The biggest problem with the show is that the production has no personality. There is no connection or rapport with the audience. No attempt is made to establish that relationship. One audience member is gratuitously brought on stage at one point, but it didn't go anywhere.

The show is broken up into three sections. The first act is the heavy-metal dance recital. It seemed they just played Rob Zombie type music and danced for 30 minutes. The performer's basic outfit was black lingerie with accessories added. They played with militaristic themes and pseudo-religious themes, and I'm sure that there was a story behind each of these numbers, but that message and story did not translate to the audience.

After the first act, there was a 10 minute pause while stagehands removed a three pole apparatus from the stage.

The second act was better than the first. It had a much of greater variety of classic rock 'n' roll music. The first part was mostly parochial schoolgirl outfits and then later they changed to their Daisy Dukes. But followed the same formula...just one song after real was all pretty much the same... The second act was also 30 minutes.

Video accompanied each number. Some of it worked...and some of it didn't. The producers actually took time to shoot and put together some good video and actually augmented the numbers...but they only did it for a few numbers... Most of the time, it is a huge distraction and took away focus from the dancers. It was apparent that they felt that they had to have something for each number...even if it was just shock background clips. The producers needed to learn that sometimes you should turn the video off.

Lack of theme and variation killed this never built to anything. At the end of the last number...the show stopped. ...but I could pay more money to have my picture taken with the dancers...

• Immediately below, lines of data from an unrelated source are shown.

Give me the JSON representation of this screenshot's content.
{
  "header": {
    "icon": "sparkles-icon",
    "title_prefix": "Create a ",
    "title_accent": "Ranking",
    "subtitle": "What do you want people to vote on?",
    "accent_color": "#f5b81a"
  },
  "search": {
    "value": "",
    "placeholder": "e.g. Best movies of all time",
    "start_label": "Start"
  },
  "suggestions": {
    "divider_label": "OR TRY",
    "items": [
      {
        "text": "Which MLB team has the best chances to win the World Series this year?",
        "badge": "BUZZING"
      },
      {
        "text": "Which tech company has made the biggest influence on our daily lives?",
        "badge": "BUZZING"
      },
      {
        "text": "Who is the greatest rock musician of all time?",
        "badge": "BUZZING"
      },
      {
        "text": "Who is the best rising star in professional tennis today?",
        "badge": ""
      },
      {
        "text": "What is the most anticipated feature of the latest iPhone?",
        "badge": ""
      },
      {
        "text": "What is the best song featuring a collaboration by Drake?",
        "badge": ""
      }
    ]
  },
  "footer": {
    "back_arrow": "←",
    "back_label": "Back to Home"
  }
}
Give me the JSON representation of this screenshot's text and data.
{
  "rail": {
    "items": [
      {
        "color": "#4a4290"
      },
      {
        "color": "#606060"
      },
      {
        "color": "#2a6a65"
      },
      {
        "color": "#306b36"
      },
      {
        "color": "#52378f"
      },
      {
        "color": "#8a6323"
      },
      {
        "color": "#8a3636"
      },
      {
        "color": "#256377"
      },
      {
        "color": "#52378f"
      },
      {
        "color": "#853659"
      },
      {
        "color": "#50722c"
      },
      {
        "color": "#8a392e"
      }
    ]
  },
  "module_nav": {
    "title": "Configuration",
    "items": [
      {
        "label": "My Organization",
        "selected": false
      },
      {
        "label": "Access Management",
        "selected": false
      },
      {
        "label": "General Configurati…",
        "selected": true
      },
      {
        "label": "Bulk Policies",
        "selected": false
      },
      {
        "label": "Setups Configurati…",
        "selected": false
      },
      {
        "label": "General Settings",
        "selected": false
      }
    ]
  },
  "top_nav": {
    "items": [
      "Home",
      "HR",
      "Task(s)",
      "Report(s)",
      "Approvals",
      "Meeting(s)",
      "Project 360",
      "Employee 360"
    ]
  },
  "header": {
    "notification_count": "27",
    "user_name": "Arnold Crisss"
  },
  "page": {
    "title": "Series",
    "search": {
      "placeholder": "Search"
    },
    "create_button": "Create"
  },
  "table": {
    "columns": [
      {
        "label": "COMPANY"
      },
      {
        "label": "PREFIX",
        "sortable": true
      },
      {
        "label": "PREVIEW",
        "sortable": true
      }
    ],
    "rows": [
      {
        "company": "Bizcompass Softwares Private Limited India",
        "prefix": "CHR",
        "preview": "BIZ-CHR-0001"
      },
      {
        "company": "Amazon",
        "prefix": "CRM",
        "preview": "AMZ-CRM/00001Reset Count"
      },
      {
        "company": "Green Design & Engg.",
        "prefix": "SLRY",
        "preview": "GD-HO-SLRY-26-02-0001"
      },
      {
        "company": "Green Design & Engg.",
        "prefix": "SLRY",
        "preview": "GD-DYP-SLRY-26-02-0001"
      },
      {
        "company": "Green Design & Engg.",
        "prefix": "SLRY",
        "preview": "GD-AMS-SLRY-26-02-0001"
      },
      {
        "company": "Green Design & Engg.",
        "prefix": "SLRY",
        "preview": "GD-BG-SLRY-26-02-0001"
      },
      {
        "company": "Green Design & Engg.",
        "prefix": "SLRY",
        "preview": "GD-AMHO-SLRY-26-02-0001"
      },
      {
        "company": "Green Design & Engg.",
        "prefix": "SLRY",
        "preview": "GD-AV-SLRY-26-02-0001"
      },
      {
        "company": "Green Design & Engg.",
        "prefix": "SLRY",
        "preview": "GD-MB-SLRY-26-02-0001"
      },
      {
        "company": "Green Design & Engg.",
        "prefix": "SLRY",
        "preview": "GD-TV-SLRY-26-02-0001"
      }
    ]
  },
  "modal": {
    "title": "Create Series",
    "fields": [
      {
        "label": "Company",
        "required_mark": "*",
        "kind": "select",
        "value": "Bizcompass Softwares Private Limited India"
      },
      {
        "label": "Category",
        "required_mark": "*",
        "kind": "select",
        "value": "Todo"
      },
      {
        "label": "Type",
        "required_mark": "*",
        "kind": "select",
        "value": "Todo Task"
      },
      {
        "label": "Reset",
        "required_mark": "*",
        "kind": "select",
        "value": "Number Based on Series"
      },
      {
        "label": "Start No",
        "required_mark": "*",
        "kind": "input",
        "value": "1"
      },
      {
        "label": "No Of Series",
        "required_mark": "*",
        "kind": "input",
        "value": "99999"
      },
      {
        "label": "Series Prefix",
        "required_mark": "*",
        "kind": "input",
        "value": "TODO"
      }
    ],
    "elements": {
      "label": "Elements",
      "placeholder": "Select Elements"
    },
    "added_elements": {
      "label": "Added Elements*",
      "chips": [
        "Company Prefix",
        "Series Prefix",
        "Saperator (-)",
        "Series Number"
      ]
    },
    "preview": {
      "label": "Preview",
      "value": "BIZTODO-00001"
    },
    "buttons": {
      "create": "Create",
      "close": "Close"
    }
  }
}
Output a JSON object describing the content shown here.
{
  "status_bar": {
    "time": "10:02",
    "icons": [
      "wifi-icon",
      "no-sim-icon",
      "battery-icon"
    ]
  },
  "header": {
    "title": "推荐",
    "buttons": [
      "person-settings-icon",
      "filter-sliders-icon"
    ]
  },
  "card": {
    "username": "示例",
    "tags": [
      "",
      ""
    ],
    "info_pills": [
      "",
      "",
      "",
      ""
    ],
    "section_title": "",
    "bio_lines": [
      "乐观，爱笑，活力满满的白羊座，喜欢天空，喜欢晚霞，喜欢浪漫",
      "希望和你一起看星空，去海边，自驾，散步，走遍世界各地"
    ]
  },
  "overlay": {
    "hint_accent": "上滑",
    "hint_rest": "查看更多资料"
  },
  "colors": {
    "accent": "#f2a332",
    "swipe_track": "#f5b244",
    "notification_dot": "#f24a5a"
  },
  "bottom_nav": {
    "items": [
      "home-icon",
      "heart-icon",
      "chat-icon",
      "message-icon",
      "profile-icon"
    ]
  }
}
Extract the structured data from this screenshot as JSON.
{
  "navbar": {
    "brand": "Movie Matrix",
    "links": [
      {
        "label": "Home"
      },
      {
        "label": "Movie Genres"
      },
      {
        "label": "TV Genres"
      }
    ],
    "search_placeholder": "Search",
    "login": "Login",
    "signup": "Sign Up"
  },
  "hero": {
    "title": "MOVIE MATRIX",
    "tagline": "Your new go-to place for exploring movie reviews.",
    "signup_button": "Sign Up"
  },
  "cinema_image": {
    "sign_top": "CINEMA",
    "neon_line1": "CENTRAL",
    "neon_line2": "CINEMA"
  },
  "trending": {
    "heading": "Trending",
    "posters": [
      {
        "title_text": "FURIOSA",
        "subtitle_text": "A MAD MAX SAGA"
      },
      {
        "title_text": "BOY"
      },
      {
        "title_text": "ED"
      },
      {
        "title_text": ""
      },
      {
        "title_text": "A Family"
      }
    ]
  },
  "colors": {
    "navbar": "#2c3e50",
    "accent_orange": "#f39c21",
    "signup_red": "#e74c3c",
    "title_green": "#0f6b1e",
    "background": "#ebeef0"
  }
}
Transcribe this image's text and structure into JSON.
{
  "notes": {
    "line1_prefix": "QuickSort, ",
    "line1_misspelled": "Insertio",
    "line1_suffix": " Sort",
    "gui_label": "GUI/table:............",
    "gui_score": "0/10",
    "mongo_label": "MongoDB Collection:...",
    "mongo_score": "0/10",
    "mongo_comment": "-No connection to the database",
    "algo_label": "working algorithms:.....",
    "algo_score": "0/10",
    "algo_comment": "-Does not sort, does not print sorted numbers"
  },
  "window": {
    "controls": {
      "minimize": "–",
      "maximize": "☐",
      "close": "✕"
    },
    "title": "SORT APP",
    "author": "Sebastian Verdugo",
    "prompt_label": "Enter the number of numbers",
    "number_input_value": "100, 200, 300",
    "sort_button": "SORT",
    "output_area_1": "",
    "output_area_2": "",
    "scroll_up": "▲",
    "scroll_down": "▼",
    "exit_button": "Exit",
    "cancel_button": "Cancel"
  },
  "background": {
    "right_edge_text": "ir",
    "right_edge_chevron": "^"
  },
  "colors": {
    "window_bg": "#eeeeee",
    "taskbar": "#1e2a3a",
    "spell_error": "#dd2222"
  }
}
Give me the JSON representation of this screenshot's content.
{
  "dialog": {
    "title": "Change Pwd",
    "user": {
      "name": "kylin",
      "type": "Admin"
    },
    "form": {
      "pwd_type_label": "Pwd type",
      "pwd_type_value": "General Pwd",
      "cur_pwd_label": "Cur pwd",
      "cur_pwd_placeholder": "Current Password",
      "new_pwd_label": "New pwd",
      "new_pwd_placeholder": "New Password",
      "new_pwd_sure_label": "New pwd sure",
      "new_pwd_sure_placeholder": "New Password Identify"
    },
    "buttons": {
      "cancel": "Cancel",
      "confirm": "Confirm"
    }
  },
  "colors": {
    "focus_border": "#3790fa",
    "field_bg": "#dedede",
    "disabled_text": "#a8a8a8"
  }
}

I left the showroom quite perturbed... If I had paid for this ticket, I would have demanded my money back. I can't believe that they are charging money for this show. This production would work fine as free entertainment on Fremont could be entertained for a couple of numbers and then walk away.